* [ENTRIES PROVIDED]
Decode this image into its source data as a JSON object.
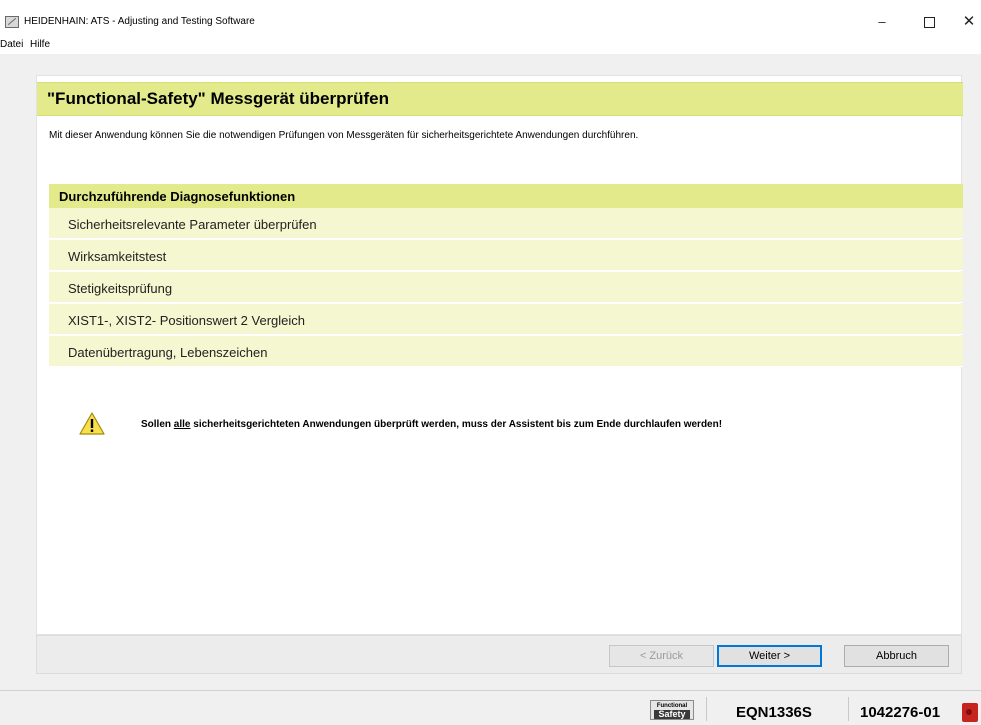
{
  "window": {
    "title": "HEIDENHAIN: ATS - Adjusting and Testing Software",
    "controls": {
      "minimize": "–",
      "close": "✕"
    }
  },
  "menubar": {
    "items": [
      "Datei",
      "Hilfe"
    ]
  },
  "main": {
    "heading": "\"Functional-Safety\" Messgerät überprüfen",
    "intro": "Mit dieser Anwendung können Sie die notwendigen Prüfungen von Messgeräten für sicherheitsgerichtete Anwendungen durchführen.",
    "diagnostics": {
      "header": "Durchzuführende Diagnosefunktionen",
      "items": [
        "Sicherheitsrelevante Parameter überprüfen",
        "Wirksamkeitstest",
        "Stetigkeitsprüfung",
        "XIST1-, XIST2- Positionswert 2 Vergleich",
        "Datenübertragung, Lebenszeichen"
      ]
    },
    "warning": {
      "before": "Sollen ",
      "emphasis": "alle",
      "after": " sicherheitsgerichteten Anwendungen überprüft werden, muss der Assistent bis zum Ende durchlaufen werden!"
    }
  },
  "buttons": {
    "back": "< Zurück",
    "next": "Weiter >",
    "cancel": "Abbruch"
  },
  "statusbar": {
    "badge_line1": "Functional",
    "badge_line2": "Safety",
    "device": "EQN1336S",
    "serial": "1042276-01"
  },
  "colors": {
    "accent_band": "#e3ea8c",
    "row_background": "#f4f7cf",
    "status_icon": "#c8241f"
  }
}
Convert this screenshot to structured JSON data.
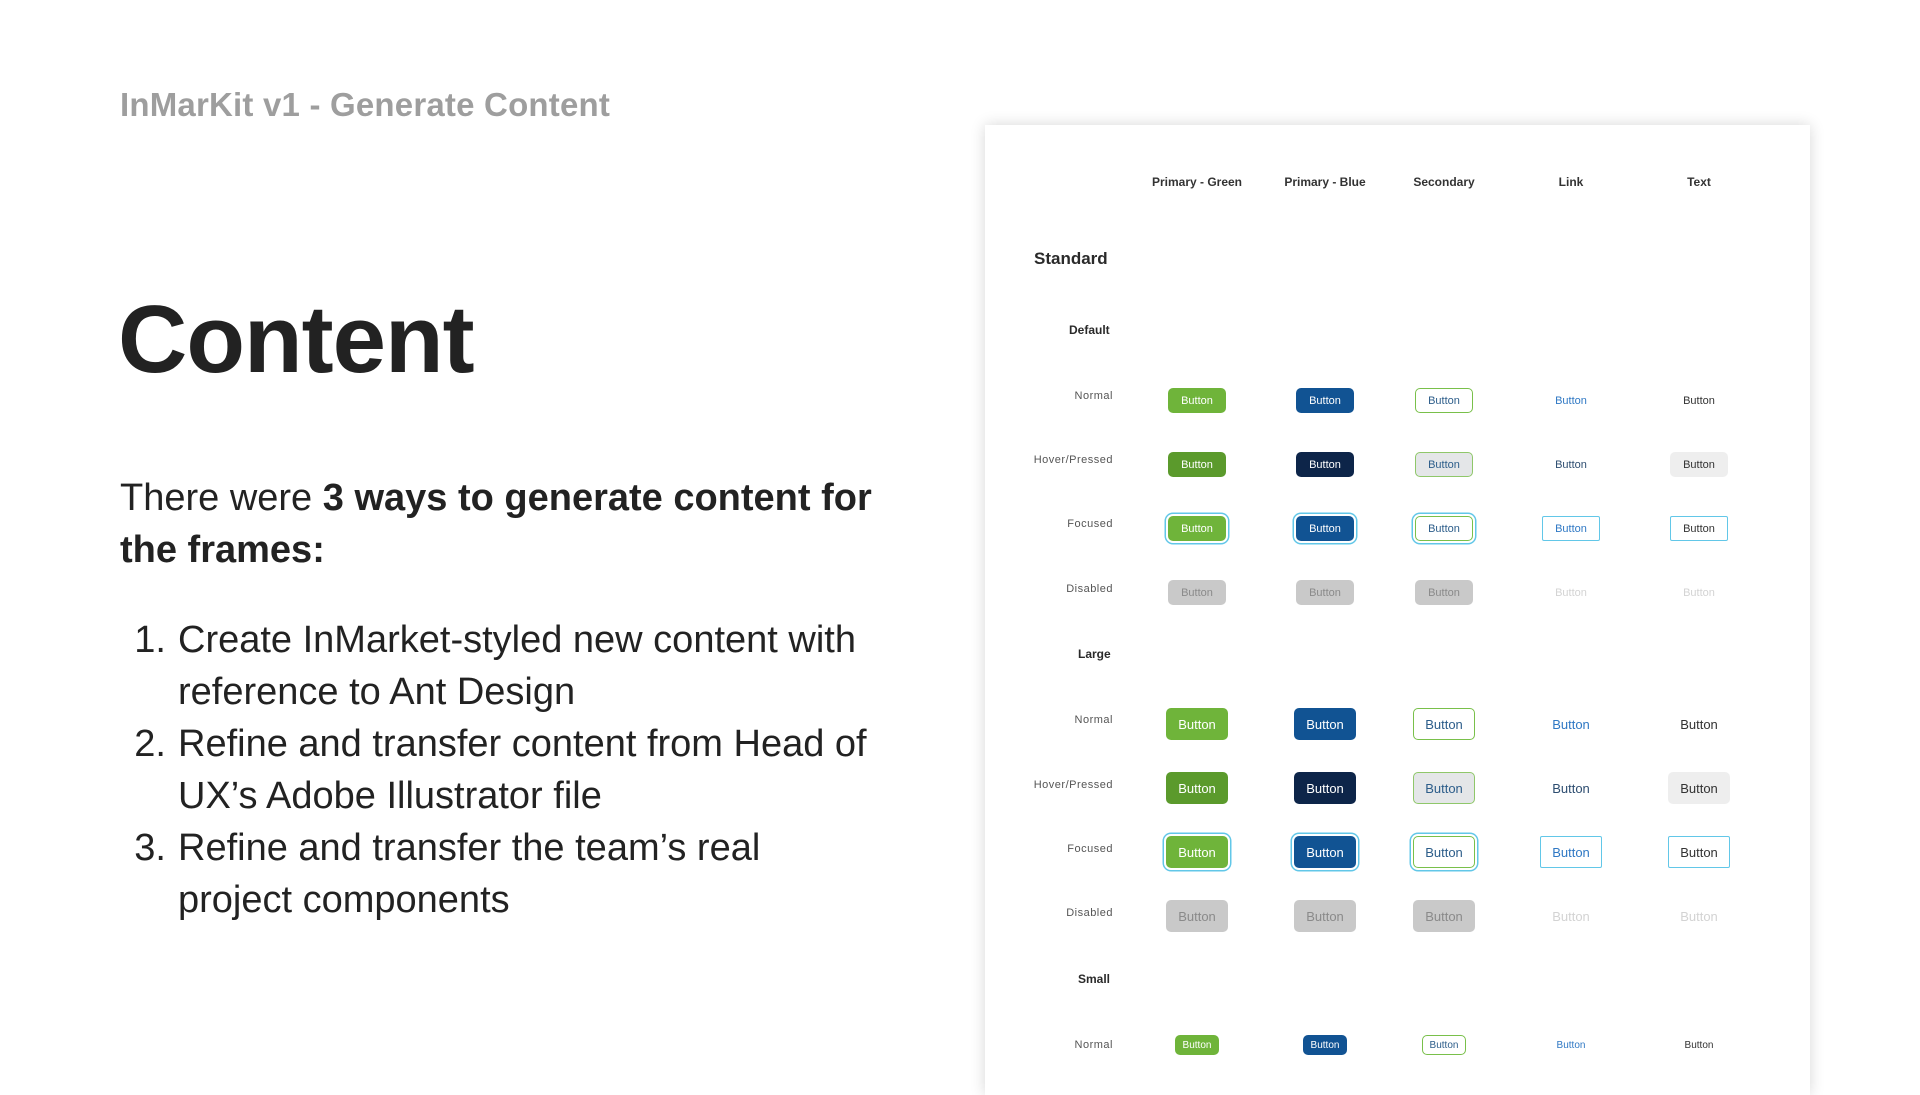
{
  "header": {
    "subtitle": "InMarKit v1 - Generate Content"
  },
  "main": {
    "title": "Content",
    "intro_prefix": "There were ",
    "intro_bold": "3 ways to generate content for the frames:",
    "ways": [
      {
        "num": "1.",
        "text": "Create InMarket-styled new content with reference to Ant Design"
      },
      {
        "num": "2.",
        "text": "Refine and transfer content from Head of UX’s Adobe Illustrator file"
      },
      {
        "num": "3.",
        "text": "Refine and transfer the team’s real project components"
      }
    ]
  },
  "sheet": {
    "columns": [
      "Primary - Green",
      "Primary - Blue",
      "Secondary",
      "Link",
      "Text"
    ],
    "standard_label": "Standard",
    "default_label": "Default",
    "large_label": "Large",
    "small_label": "Small",
    "rows": {
      "normal": "Normal",
      "hover": "Hover/Pressed",
      "focused": "Focused",
      "disabled": "Disabled"
    },
    "button_label": "Button"
  },
  "colors": {
    "primary_green": "#6fb43a",
    "primary_blue": "#115393",
    "hover_blue": "#0d2549",
    "focus_ring": "#62c7e8",
    "disabled": "#c9c9c9",
    "subtitle_gray": "#9e9e9e"
  }
}
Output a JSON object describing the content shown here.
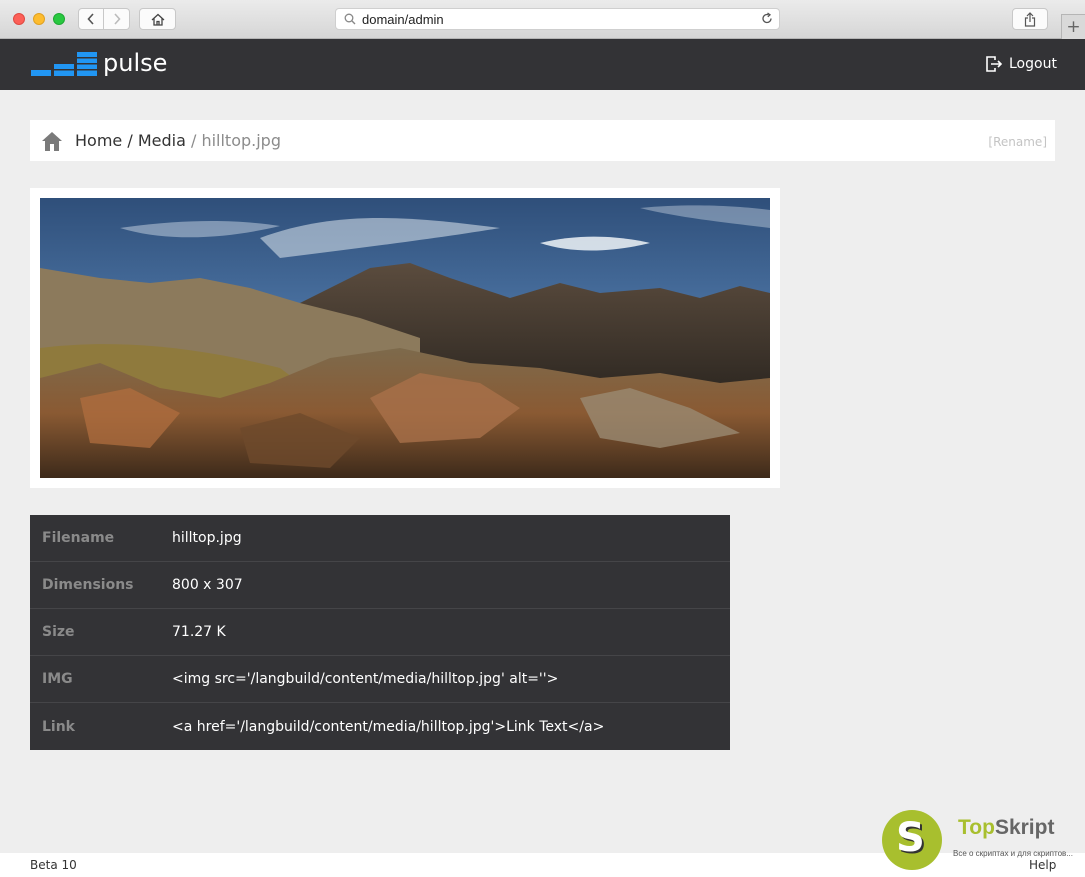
{
  "browser": {
    "url": "domain/admin"
  },
  "header": {
    "logo_text": "pulse",
    "logout_label": "Logout"
  },
  "breadcrumb": {
    "home": "Home",
    "sep1": " / ",
    "media": "Media",
    "sep2": " / ",
    "current": "hilltop.jpg",
    "rename_label": "[Rename]"
  },
  "image": {
    "description": "mountain landscape photo"
  },
  "info": {
    "rows": [
      {
        "label": "Filename",
        "value": "hilltop.jpg"
      },
      {
        "label": "Dimensions",
        "value": "800 x 307"
      },
      {
        "label": "Size",
        "value": "71.27 K"
      },
      {
        "label": "IMG",
        "value": "<img src='/langbuild/content/media/hilltop.jpg' alt=''>"
      },
      {
        "label": "Link",
        "value": "<a href='/langbuild/content/media/hilltop.jpg'>Link Text</a>"
      }
    ]
  },
  "footer": {
    "version": "Beta 10",
    "help": "Help"
  },
  "watermark": {
    "letter": "S",
    "brand_a": "Top",
    "brand_b": "Skript",
    "tagline": "Все о скриптах и для скриптов..."
  },
  "colors": {
    "accent": "#2196f3",
    "header_bg": "#333336",
    "page_bg": "#eeeeee"
  }
}
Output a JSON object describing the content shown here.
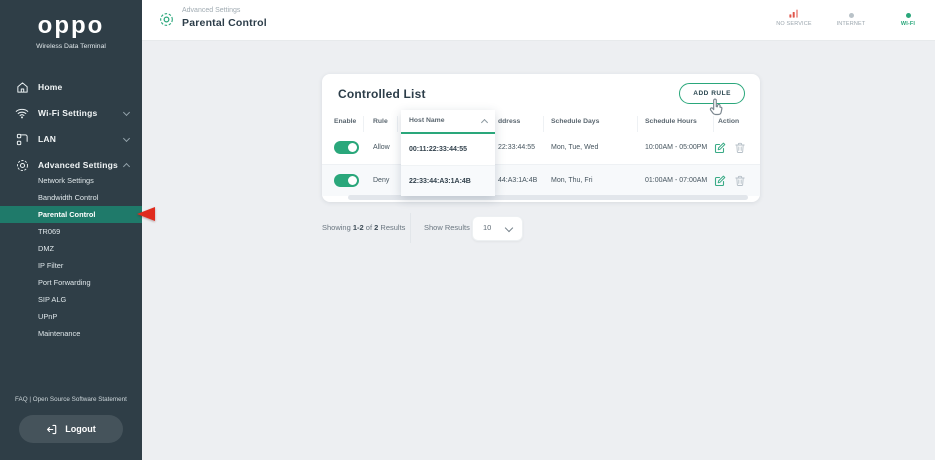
{
  "brand": {
    "logo": "oppo",
    "tagline": "Wireless Data Terminal"
  },
  "header": {
    "breadcrumb": "Advanced Settings",
    "title": "Parental Control",
    "status": [
      {
        "label": "NO SERVICE"
      },
      {
        "label": "INTERNET"
      },
      {
        "label": "WI-FI"
      }
    ]
  },
  "sidebar": {
    "menu": [
      {
        "label": "Home"
      },
      {
        "label": "Wi-Fi Settings"
      },
      {
        "label": "LAN"
      },
      {
        "label": "Advanced Settings"
      }
    ],
    "submenu": [
      {
        "label": "Network Settings"
      },
      {
        "label": "Bandwidth Control"
      },
      {
        "label": "Parental Control",
        "active": true
      },
      {
        "label": "TR069"
      },
      {
        "label": "DMZ"
      },
      {
        "label": "IP Filter"
      },
      {
        "label": "Port Forwarding"
      },
      {
        "label": "SIP ALG"
      },
      {
        "label": "UPnP"
      },
      {
        "label": "Maintenance"
      }
    ],
    "footer_link": "FAQ | Open Source Software Statement",
    "logout_label": "Logout"
  },
  "content": {
    "card_title": "Controlled List",
    "add_rule_label": "ADD RULE",
    "table": {
      "headers": {
        "enable": "Enable",
        "rule": "Rule",
        "host_name": "Host Name",
        "address_clipped": "ddress",
        "schedule_days": "Schedule Days",
        "schedule_hours": "Schedule Hours",
        "action": "Action"
      },
      "rows": [
        {
          "enabled": true,
          "rule": "Allow",
          "host_name": "00:11:22:33:44:55",
          "address_clipped": "22:33:44:55",
          "schedule_days": "Mon, Tue, Wed",
          "schedule_hours": "10:00AM - 05:00PM"
        },
        {
          "enabled": true,
          "rule": "Deny",
          "host_name": "22:33:44:A3:1A:4B",
          "address_clipped": "44:A3:1A:4B",
          "schedule_days": "Mon, Thu, Fri",
          "schedule_hours": "01:00AM - 07:00AM"
        }
      ]
    },
    "pagination": {
      "summary_prefix": "Showing ",
      "summary_range": "1-2",
      "summary_of": " of ",
      "summary_count": "2",
      "summary_suffix": " Results",
      "show_results_label": "Show Results",
      "page_size_value": "10"
    }
  },
  "colors": {
    "accent": "#2aa77b",
    "sidebar_bg": "#2f3e47",
    "active_item_bg": "#1f7a6a",
    "pointer_red": "#e02b1e",
    "status_error": "#e0564b"
  }
}
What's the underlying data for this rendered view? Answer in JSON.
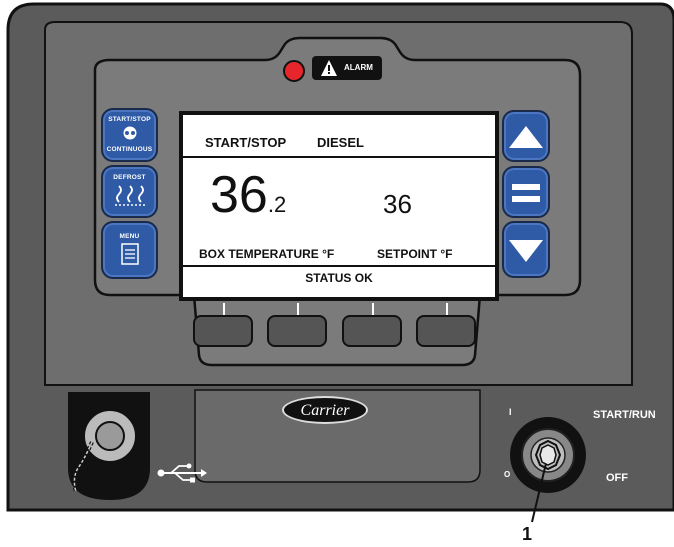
{
  "alarm": {
    "label": "ALARM",
    "led_color": "#e6262b"
  },
  "left_buttons": [
    {
      "top_label": "START/STOP",
      "bottom_label": "CONTINUOUS",
      "icon": "start-stop-icon"
    },
    {
      "top_label": "DEFROST",
      "bottom_label": "",
      "icon": "defrost-icon"
    },
    {
      "top_label": "MENU",
      "bottom_label": "",
      "icon": "menu-icon"
    }
  ],
  "right_buttons": [
    {
      "icon": "up-arrow-icon"
    },
    {
      "icon": "equals-icon"
    },
    {
      "icon": "down-arrow-icon"
    }
  ],
  "display": {
    "mode_label": "START/STOP",
    "fuel_label": "DIESEL",
    "box_temp_whole": "36",
    "box_temp_decimal": ".2",
    "setpoint_value": "36",
    "box_temp_label": "BOX TEMPERATURE °F",
    "setpoint_label": "SETPOINT °F",
    "status": "STATUS OK"
  },
  "brand": "Carrier",
  "switch": {
    "on_mark": "I",
    "off_mark": "O",
    "on_label": "START/RUN",
    "off_label": "OFF"
  },
  "callout": "1",
  "colors": {
    "button_blue": "#2f5aa6",
    "panel_gray": "#5a5a5a",
    "bezel_gray": "#7a7a7a"
  },
  "icons": {
    "usb": "usb-icon",
    "cap": "usb-cap-icon",
    "key": "key-switch-icon"
  }
}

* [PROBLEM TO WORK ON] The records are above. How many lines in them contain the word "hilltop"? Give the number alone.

* [ANSWER SPACE] 4